### Data records
%%
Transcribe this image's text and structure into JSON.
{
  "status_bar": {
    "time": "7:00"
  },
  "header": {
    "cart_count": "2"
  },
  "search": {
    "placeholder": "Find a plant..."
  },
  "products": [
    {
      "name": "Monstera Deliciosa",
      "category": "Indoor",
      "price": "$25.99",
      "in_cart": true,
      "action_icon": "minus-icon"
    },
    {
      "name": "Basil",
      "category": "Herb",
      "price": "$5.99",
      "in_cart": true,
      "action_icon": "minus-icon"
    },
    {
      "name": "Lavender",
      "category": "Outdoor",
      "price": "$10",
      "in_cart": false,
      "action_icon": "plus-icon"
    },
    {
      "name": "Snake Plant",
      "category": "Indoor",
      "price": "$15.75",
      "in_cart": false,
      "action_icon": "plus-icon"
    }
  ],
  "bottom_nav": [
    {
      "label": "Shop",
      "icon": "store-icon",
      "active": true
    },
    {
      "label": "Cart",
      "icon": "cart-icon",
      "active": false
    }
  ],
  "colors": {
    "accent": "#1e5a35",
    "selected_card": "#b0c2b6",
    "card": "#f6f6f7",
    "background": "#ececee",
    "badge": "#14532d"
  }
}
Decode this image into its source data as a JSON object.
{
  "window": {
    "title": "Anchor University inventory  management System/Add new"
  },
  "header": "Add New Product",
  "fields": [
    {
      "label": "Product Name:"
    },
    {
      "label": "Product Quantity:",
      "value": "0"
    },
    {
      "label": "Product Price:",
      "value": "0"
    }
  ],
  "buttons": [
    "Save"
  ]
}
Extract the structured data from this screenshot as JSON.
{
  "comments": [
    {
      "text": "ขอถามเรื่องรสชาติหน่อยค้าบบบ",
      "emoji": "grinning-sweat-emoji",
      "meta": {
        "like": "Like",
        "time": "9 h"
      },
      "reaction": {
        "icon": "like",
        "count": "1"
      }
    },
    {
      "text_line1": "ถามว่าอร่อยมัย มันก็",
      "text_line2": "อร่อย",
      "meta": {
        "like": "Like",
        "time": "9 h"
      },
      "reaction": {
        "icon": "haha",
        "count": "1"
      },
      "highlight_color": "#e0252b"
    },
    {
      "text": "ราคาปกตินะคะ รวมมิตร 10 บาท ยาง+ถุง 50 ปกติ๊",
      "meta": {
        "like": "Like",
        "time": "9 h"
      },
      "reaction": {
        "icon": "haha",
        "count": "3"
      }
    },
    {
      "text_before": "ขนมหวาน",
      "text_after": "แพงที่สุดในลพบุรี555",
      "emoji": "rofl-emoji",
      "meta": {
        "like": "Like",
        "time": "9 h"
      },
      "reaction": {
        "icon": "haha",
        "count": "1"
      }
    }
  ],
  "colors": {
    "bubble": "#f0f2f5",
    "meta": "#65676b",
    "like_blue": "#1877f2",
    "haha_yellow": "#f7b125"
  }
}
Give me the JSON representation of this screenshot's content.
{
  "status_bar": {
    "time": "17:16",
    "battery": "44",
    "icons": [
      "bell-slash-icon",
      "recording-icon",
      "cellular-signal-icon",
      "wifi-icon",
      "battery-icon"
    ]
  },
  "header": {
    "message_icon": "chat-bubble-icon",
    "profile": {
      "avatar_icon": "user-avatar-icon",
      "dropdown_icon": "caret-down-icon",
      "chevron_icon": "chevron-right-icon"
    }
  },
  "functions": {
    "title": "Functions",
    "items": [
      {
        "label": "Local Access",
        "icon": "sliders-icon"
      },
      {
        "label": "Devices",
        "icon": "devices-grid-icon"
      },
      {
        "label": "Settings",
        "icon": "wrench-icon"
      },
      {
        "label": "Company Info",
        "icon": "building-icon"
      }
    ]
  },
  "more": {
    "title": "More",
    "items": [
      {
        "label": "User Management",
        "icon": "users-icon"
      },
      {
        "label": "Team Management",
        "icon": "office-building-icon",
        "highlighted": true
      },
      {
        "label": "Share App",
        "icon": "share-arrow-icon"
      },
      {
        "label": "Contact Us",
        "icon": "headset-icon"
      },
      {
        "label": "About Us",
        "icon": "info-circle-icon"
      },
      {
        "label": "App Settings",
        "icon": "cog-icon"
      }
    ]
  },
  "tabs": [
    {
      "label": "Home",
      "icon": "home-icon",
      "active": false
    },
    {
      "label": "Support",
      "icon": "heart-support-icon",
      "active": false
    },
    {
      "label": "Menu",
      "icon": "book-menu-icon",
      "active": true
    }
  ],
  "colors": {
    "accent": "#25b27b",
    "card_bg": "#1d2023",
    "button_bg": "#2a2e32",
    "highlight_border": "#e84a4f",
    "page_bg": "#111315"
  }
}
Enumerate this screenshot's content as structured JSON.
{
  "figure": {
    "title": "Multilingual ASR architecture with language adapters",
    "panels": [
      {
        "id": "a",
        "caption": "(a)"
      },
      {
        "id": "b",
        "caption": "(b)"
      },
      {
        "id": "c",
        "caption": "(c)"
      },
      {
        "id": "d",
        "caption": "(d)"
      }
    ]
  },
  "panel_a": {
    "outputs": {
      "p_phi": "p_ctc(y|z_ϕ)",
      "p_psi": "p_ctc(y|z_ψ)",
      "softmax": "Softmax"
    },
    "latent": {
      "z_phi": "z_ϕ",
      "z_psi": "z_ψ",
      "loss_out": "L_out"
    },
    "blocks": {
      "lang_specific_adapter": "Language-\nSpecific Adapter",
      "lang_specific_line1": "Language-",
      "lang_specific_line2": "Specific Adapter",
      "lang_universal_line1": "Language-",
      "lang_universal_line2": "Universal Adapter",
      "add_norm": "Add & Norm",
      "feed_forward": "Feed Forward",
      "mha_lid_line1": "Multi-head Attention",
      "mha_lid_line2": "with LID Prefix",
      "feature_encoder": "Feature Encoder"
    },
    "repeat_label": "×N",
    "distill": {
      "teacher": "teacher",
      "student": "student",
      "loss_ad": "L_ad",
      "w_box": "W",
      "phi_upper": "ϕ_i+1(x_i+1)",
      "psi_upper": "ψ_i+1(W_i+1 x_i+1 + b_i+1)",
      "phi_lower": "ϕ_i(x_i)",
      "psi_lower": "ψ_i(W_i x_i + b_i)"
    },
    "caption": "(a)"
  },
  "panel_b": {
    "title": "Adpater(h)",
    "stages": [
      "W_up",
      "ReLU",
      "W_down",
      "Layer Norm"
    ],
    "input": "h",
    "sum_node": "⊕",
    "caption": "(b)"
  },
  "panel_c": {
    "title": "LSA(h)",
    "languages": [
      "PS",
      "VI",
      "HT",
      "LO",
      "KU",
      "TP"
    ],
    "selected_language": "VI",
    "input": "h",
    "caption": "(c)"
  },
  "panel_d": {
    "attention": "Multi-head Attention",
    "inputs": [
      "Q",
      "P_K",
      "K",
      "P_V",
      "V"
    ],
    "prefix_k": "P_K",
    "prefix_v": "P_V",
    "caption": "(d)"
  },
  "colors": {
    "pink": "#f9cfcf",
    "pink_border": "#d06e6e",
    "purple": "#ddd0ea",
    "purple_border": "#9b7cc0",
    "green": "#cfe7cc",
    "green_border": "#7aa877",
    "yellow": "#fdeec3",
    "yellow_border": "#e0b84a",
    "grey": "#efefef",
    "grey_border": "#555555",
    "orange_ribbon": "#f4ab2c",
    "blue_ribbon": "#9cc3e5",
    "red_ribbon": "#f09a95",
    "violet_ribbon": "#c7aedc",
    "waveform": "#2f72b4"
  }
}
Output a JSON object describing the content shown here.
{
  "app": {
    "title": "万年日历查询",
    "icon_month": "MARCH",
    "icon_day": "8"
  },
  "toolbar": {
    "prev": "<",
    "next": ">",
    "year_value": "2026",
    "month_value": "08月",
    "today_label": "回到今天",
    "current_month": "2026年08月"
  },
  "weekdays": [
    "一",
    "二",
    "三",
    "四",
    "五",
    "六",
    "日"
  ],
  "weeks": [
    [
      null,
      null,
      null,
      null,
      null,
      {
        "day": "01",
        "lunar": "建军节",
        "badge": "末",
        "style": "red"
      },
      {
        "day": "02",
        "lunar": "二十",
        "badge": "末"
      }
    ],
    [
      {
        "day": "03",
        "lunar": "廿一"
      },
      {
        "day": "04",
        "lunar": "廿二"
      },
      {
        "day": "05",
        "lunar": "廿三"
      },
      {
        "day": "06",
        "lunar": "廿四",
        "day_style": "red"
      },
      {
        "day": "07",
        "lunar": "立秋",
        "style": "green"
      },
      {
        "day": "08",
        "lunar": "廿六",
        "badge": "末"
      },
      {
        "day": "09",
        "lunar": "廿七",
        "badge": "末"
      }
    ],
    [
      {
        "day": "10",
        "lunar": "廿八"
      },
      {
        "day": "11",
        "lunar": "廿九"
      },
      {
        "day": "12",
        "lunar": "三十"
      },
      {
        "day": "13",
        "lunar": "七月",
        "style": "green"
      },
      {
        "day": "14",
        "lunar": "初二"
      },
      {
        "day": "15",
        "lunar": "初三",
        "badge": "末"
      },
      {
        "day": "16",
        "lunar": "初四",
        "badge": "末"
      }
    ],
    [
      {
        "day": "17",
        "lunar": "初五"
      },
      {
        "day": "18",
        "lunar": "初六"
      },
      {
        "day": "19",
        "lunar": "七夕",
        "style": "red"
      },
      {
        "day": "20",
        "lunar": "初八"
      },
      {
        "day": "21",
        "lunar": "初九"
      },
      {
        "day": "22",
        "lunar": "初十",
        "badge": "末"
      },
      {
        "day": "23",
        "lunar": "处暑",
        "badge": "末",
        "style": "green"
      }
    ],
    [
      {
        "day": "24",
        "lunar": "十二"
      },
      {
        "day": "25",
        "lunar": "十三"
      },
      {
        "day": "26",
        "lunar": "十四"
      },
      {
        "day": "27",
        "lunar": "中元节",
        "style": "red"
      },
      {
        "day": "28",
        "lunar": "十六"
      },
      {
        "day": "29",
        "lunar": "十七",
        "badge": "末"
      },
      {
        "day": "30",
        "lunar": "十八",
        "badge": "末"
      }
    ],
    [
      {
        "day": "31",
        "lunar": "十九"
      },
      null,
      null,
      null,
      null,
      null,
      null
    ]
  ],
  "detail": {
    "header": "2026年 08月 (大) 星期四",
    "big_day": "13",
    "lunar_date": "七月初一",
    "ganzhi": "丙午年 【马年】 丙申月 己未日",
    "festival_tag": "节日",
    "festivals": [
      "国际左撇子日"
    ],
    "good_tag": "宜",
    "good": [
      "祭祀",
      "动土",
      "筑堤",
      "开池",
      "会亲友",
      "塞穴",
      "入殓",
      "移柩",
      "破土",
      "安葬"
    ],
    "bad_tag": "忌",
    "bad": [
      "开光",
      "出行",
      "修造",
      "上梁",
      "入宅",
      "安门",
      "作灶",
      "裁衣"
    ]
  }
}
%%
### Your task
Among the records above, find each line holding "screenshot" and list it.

### Response box
Extract the structured data from this screenshot as JSON.
Give me the JSON representation of this screenshot's content.
Enumerate this screenshot's content as structured JSON.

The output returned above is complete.